Ad Makers See Boom-time In ‘Nine Months’

Updated: May 26 2002, 05:30am hrs
Pregnancy sells. Sounds rude Perhaps yes, because those who have gone through a pregnancy would agree that it is not the most comfortable of states to be in. But you would also agree that that’s the time when you get the most attention from everyone around you.

But what if you choose to cash in on the attention you get when you’re pregnant Ask Hollywood actress Demi Moore and Indian model Aditi Gowatrikar, whose swollen abdomens helped two famous magazines sell numerous copies more. Of late, chic maternity wear has become the hottest selling item in up-market department stores. And couch potatoes will tell you that pregnancy is increasingly finding its commercial value in advertisements. Don’t believe us Check out the new ads for Kinley and LG plasma air-conditioners, airing currently on your television sets. Or take a trip to the nearest Ebony outlet.

So, how viable a commercial proposition is pregnancy Says Santosh Desai, executive vice-president, McCann-Erickson India, “Pregnancy presents a very strong humane statement. From an advertising point of view, it does make sense to use pregnant women these days as the health concerns of consumers have gone up.”

The vulnerability of a pregnant woman is great and universally understood. This is why the state offers a viable way of presenting the image of a product that purports to care. It does definitely present a powerful viable image of the product, Mr Desai explains.

Take a look at the Kinley ad, which has captured the imagination of many. Explains a Coca-Cola India official, “We have been projecting Kinley as a brand with ‘100 per cent trust’. So, in the ad, we basically tried to convey the message that even a small boy of just four or five years understands what is good for his pregnant mother, and what can be trusted for his mother, who needs utmost care.”
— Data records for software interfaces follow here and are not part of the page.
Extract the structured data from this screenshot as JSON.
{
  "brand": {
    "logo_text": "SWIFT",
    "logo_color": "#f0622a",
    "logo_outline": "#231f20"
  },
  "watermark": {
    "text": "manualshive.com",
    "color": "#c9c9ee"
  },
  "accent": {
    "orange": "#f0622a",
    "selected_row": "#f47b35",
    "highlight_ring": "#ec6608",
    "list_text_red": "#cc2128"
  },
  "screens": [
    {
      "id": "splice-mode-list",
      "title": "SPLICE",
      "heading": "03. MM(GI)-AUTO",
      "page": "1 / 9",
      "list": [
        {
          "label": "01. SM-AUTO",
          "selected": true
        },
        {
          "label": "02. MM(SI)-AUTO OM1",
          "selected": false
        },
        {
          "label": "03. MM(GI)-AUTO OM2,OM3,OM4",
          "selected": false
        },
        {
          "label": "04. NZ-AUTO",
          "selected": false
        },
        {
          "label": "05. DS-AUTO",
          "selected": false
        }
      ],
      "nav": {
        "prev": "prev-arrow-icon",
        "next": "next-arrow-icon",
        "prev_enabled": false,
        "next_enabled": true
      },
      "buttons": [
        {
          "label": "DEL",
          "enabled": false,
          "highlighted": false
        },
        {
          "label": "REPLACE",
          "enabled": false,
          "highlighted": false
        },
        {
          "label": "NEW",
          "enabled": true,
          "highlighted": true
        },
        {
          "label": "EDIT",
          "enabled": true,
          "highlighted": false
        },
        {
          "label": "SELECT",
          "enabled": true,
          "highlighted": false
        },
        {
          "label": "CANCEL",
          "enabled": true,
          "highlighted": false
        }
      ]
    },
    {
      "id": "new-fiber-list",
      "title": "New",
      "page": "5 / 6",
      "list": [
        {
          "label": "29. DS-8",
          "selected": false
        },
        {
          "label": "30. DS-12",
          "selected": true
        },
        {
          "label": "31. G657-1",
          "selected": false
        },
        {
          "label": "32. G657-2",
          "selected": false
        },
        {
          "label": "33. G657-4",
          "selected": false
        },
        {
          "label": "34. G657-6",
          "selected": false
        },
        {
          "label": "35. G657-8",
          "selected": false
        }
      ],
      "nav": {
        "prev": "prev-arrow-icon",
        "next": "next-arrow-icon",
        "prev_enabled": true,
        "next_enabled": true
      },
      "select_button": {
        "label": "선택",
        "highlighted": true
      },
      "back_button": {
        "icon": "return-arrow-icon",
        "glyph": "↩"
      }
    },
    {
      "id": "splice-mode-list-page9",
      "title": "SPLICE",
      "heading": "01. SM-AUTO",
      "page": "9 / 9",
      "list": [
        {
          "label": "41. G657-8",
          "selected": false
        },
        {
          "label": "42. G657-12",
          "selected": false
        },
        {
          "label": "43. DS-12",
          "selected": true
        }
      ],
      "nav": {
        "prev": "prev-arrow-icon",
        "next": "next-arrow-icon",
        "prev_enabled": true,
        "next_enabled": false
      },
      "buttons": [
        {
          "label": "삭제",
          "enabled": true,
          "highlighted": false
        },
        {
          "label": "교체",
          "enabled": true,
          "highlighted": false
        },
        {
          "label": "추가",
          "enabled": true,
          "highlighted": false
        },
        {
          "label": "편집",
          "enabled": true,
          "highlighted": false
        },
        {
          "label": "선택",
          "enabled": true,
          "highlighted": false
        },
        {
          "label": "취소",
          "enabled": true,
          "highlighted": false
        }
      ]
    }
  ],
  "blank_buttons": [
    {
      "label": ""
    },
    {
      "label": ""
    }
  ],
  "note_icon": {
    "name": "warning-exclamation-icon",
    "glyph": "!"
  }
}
Health definitely is an issue of concern, and a pregnant woman symbolises the extreme of that concern, for she carries another life within her, and what affects her adversely affects two lives. So, it’s not just the mother, but the unborn child, whose care is equally important, explains the official.

Ganesh Mahalingam, general manager, Marketing, LG Electronics, agrees with this explanation. “The punch line for the ad of our plasma range of air-conditioners is ‘germ free air for life’. What we have tried to portray is that this air-conditioner provides air that is good for the unborn child and if it is good for the child, then it is good for everyone else, too, including the mother.”
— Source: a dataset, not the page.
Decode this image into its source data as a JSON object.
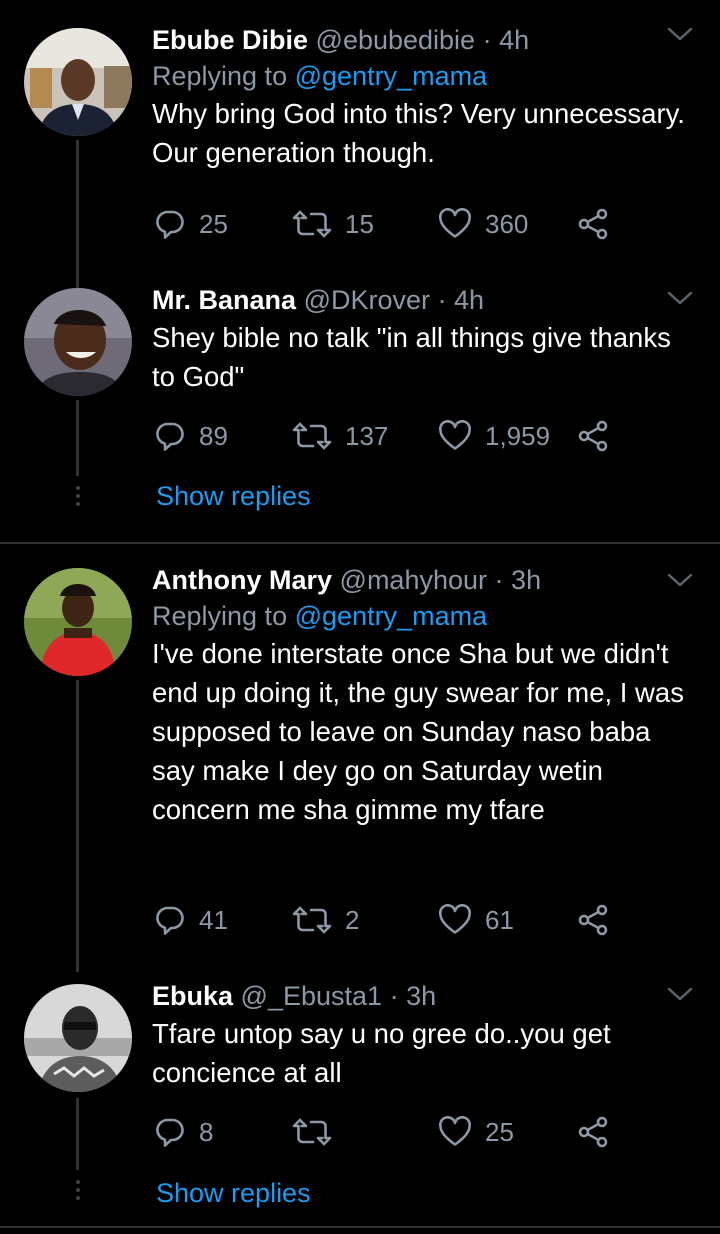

Explaining further why a pregnant woman was chosen, Mr Mahalingam says, “Since our air-conditioners are built around the health platform, we wanted to find out to whom is pure air most critical. For this, we conducted a focus group discussion in three cities. Most of the participants were young achievers in the age group of 25-40 years. We wanted to figure out the most critical juncture of their lives. The answer was parenthood. Hence, you get to see a young husband, caring for his pregnant wife in a ‘germ free environment’.”

Mr Mahalingam points out that advertisements like these have an emotional appeal that help in building an enduring relationship with the brand. “It’s clutter breaking advertising,” he says.

It’s not only ads that are focussing on pregnant women. The retail garments sector is also looking at those important nine months in a woman’s life. Ebony Retail Holdings Ltd recently introduced a concept called ‘Maternity To Motherhood’, which offers items ranging from apparel for expectant mothers to infant accessories such as feeding bottles, pacifiers and gum soothers. Says managing director B S Narula, “The market for pregnant women is a very niche and evolved market in the West. In India, this market is very latent, but holds tremendous potential. There are about 20 million women pregnant every year in India, and we see a great market potential for products for expectant mothers.” Introducing more books on motherhood and parenting, starting a ‘Mothers-To-be-Club’, which will have special activities for expectant mothers, are also on the anvil.